Wade Baldwin is heading west on I-40, and if I've learned anything from watching him the last two years at Vanderbilt, he'll get there in three dribbles, two massive greyhound strides, and with one hurling, flying, fearless (if anxiety-inducing to fans) finish. However Baldwin ultimately lands in Memphis, the 17th pick in the Draft is sure to do it with a flourish.
Baldwin played two seasons at Vanderbilt for Kevin Stallings, who once threatened to kill his point guard, and who, in lieu of any Memorial Magic, tasked Baldwin with pulling rabbits out of his butt on offense. This simultaneous playing-for-his-life and status as Vandy's only offensive creator birthed a Baldwin that was thrilling, frustrating, determined, and dead-tired.
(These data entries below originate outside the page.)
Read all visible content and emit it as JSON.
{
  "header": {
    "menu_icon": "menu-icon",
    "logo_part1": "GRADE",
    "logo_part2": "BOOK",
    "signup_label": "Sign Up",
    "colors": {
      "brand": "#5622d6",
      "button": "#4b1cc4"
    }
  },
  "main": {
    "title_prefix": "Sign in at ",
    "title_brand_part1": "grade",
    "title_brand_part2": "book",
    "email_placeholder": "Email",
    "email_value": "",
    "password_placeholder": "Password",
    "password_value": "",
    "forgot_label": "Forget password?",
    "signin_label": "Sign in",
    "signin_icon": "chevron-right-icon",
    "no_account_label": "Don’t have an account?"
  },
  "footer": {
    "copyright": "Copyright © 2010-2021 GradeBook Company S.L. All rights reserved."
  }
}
Stallings, ironically, lived and died with Wade Baldwin.
The great news for Grizzlies fans is that Stallings did let Baldwin live, fully live, the Dores' heartbeat pumping arrhythmically with wild scavenger hunts into the lane, weird bowling ball passes flung underhandedly on the break, pull-up leaners and off-campus threes and, yes, turnovers tossed willy-nilly into the seats.
Baldwin's value to the Grizzlies is obvious: he can play solid, switchable defense on three different positions (with the wingspan potential to become an elite wing defender) and slot comfortably into a clearly-defined backup ballhandling role. But if Baldwin, in reduced, expectation-lessened minutes, can keep livin' on a prayer without Stallings barking down his neck, he really could become a kind of freaky, attacking, ball-sniping, rim-baptizing combo guard the rest of the league would die to have.
Probably three, four times in the last couple years, sitting in Memorial Gym's Section 2L, after one of Wade Baldwin's recklessly controlled rim runs, I leaned over and told my mom, my season-ticket-holder-in-crime, that Baldwin had a little Russell Westbrook in him. Even if it is just a little, I think we'll be glad we're alive to see it.